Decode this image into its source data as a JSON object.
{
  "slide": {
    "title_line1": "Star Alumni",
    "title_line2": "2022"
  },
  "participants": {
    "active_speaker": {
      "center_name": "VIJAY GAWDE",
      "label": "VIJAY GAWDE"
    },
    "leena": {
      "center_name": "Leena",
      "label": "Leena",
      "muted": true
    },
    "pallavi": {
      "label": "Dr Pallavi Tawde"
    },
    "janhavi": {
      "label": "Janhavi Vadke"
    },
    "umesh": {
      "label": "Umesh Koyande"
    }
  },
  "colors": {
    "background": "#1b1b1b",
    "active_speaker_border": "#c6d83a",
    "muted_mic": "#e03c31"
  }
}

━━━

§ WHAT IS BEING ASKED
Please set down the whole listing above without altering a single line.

§ RESPONSE AREA
Decode this image into its source data as a JSON object.
{
  "slide": {
    "title_line1": "Star Alumni",
    "title_line2": "2022"
  },
  "participants": {
    "active_speaker": {
      "center_name": "VIJAY GAWDE",
      "label": "VIJAY GAWDE"
    },
    "leena": {
      "center_name": "Leena",
      "label": "Leena",
      "muted": true
    },
    "pallavi": {
      "label": "Dr Pallavi Tawde"
    },
    "janhavi": {
      "label": "Janhavi Vadke"
    },
    "umesh": {
      "label": "Umesh Koyande"
    }
  },
  "colors": {
    "background": "#1b1b1b",
    "active_speaker_border": "#c6d83a",
    "muted_mic": "#e03c31"
  }
}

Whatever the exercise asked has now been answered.